Participants were also scanned while having to name a face with a proper name, like Jane or Peter, or while matching the face to one with a similar emotional expression. This last task involved identifying the emotion but not naming it.
It turned out that when naming an emotion, and not for the other tasks, activity in a frontal lobe area called the the right ventrolateral prefrontal cortex (right VLPFC) significantly increased while activity in the amygdala decreased.
The amygdala is known to be heavily involved in processing emotions and seems to be regulated, at least in part, by the VLPFC.
These findings are consistent with this idea. The VLPFC increases its activity to dampen down the emotions triggered by the amygdala.
However, it’s not clear whether this happens equally for both positive and negative emotions, as 80% of the faces in the study had expressions of anger or fear, while only 20% displayed happiness or surprise, so this data only really tells us about unpleasant feelings.
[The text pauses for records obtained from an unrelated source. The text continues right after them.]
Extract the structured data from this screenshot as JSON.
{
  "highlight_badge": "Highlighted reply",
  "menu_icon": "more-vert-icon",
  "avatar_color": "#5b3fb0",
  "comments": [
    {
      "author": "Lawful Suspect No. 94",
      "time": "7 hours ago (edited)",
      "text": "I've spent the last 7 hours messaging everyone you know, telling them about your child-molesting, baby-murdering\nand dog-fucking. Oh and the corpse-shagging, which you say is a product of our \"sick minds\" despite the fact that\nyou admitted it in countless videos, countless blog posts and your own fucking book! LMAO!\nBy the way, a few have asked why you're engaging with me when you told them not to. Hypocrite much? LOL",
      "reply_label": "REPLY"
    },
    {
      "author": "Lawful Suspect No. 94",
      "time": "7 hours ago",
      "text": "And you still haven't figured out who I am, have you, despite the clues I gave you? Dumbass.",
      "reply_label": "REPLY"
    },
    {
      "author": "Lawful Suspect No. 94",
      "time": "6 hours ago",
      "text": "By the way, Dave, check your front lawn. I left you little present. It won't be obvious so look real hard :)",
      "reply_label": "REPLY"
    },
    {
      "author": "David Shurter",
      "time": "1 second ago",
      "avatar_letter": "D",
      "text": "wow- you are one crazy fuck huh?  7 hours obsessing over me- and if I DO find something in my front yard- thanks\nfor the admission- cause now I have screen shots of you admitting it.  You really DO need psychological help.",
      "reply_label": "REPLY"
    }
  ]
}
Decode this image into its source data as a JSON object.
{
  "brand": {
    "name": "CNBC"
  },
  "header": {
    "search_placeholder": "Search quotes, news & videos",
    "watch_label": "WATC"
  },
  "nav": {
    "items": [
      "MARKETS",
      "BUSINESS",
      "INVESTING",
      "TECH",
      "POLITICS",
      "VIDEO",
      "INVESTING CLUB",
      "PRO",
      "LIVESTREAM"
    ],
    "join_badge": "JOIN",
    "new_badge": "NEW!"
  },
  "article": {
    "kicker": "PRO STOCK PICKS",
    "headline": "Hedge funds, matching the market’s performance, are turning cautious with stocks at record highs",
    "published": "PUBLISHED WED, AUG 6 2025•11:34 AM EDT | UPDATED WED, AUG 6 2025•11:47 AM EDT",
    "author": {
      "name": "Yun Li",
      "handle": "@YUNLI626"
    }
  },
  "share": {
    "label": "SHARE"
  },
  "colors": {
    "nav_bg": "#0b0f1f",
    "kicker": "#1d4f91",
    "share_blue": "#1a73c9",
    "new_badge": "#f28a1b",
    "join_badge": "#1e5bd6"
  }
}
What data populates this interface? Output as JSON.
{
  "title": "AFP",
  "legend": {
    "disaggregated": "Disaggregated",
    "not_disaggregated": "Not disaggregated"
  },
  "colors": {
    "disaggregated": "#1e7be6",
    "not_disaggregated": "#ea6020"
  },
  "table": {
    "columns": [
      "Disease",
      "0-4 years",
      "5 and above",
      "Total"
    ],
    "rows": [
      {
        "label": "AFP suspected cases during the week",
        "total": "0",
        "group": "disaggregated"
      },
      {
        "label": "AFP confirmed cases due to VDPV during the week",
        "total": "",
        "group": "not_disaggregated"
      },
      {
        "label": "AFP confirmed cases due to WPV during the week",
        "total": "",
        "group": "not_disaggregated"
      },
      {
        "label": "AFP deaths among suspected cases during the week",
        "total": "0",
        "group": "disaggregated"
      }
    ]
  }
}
We know that observing emotion in others makes us more likely to feel the same thing ourselves, but it’s not the same as experiencing an emotion ‘first-hand’, so we need to be a bit careful in assuming that this study fully represents the more everyday experience of talking about our emotions.
This experiment gives us a good understanding of the brain circuit involved reducing emotional impact via naming, but it doesn’t tell us much about why this occurs.
This is one of the major drawbacks of neuroimaging studies. They often just redescribe an effect in terms of brain activity.
Of course, this is essential knowledge, but we need to do more than just have several types of description and it is why the results from brain scanning studies need to be integrated with behavioural, experimental, clinical and subjective reports to be fully informative.